**PROBLEM TO WORK ON**: Return only the count of lines in the listing below where the word "this" appears.

**DATA EXTRACT**:
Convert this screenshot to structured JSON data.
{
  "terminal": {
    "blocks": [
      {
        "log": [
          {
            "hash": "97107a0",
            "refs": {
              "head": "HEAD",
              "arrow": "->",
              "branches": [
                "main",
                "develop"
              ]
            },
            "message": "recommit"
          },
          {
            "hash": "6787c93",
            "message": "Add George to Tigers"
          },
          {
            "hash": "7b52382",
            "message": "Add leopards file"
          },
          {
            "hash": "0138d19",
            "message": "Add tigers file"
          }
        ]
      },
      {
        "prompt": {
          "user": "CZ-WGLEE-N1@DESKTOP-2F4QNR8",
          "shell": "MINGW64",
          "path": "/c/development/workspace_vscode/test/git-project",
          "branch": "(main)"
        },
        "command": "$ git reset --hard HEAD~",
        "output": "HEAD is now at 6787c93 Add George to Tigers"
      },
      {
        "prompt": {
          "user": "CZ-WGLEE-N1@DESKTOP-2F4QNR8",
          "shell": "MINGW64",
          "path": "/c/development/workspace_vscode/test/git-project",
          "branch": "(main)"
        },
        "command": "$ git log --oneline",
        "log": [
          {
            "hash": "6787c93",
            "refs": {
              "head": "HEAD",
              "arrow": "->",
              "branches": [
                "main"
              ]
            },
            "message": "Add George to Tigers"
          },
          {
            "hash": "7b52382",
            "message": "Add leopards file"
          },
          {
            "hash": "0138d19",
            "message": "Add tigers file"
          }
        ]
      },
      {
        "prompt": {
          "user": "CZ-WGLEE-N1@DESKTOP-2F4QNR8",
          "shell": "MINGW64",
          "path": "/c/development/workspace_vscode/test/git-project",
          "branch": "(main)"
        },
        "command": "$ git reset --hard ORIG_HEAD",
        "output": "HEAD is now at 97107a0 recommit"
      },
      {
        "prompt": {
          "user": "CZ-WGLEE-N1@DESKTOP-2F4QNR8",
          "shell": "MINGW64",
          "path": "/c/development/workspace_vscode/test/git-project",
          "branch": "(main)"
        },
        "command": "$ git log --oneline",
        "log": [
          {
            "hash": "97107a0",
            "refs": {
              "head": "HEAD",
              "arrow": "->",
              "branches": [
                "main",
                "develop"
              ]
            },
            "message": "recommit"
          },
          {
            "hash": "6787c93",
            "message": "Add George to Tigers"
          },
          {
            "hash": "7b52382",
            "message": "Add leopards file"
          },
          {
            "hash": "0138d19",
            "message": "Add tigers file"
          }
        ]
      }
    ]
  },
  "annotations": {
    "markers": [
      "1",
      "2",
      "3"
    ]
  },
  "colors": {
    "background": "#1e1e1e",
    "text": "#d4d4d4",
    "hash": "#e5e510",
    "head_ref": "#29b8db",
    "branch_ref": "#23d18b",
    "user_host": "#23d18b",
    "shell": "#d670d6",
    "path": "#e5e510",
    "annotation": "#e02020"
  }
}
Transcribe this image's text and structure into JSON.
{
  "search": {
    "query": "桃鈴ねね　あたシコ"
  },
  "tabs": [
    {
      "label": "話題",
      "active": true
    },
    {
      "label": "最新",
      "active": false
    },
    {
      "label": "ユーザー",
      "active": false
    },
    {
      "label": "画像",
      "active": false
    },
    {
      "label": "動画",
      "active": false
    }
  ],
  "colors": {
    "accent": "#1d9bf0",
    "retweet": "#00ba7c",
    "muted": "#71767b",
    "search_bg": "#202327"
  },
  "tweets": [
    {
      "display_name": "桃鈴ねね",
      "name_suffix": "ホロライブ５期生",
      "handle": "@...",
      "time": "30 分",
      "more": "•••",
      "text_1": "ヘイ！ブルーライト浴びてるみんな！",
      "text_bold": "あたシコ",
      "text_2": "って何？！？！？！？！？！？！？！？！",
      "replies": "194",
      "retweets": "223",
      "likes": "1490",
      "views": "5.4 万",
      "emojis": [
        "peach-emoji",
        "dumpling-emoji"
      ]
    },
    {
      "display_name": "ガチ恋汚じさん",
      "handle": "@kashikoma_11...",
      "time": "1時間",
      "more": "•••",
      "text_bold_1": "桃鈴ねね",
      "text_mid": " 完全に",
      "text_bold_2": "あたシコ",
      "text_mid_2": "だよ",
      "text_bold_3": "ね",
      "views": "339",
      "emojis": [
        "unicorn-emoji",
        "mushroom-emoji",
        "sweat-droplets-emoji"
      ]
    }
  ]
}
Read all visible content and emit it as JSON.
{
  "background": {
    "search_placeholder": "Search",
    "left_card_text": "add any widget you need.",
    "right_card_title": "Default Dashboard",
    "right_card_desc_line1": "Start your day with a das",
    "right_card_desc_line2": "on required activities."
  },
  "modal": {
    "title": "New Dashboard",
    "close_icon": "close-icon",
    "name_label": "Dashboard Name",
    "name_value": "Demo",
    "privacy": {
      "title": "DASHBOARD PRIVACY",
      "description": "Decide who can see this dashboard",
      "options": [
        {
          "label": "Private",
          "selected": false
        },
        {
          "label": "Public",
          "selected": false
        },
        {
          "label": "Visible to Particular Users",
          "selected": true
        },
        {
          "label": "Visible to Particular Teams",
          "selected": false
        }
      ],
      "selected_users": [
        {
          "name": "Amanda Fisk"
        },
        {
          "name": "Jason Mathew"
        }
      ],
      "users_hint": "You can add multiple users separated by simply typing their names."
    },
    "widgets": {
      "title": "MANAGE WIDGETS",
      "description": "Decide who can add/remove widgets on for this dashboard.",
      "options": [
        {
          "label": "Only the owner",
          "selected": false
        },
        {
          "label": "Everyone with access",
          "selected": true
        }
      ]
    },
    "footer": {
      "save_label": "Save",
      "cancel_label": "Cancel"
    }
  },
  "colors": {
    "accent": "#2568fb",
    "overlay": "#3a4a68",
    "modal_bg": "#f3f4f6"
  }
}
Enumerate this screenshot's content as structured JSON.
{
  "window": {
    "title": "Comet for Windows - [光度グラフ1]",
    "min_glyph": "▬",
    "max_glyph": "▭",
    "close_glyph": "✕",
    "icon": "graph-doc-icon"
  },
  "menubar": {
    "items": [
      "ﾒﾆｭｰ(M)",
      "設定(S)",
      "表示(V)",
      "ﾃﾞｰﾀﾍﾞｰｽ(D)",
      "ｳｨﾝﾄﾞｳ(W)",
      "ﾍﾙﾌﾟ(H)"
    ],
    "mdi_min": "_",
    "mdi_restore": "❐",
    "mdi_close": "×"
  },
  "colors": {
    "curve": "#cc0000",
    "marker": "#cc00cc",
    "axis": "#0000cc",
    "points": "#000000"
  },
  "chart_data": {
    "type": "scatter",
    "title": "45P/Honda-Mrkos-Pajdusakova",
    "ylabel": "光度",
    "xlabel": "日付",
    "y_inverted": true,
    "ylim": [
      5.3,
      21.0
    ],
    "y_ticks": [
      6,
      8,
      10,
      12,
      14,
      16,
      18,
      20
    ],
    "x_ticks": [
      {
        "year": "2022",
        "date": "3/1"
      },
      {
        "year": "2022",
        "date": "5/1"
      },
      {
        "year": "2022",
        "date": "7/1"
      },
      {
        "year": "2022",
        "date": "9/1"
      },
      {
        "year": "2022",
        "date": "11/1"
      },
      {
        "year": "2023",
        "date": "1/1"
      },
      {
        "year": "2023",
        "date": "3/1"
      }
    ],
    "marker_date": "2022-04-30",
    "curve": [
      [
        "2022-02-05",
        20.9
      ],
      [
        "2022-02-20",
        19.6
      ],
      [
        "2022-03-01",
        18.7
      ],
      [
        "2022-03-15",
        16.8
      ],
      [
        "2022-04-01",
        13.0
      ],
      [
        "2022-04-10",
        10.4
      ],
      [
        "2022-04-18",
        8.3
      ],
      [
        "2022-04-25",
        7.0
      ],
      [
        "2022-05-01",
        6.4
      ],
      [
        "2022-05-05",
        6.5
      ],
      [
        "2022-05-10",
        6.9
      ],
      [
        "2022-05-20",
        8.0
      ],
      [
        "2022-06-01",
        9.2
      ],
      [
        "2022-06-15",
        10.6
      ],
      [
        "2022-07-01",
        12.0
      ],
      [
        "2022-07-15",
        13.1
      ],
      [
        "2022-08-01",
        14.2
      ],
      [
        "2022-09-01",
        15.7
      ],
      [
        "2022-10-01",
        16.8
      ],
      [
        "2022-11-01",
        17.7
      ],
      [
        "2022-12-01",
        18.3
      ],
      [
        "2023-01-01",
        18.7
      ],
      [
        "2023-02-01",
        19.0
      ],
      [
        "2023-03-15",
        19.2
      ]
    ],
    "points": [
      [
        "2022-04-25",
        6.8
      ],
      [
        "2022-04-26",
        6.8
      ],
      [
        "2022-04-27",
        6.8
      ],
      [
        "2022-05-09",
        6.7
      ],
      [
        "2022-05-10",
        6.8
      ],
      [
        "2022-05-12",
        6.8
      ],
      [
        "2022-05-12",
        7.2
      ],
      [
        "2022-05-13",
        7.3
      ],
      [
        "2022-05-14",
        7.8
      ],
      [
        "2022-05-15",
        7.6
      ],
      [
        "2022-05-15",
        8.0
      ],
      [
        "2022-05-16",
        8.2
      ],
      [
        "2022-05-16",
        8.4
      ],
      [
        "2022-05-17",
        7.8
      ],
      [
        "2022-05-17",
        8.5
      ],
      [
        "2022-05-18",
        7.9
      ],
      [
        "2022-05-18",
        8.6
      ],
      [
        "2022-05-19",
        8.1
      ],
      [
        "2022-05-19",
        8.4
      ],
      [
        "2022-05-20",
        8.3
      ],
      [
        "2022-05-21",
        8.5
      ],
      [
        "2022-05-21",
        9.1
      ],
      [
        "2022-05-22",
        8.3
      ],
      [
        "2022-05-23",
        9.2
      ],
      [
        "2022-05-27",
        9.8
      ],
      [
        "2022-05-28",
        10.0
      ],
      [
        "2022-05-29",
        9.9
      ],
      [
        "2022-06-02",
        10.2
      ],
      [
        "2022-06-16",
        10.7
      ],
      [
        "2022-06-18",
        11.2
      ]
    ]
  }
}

**SOLUTION TO THE EXERCISE**: 5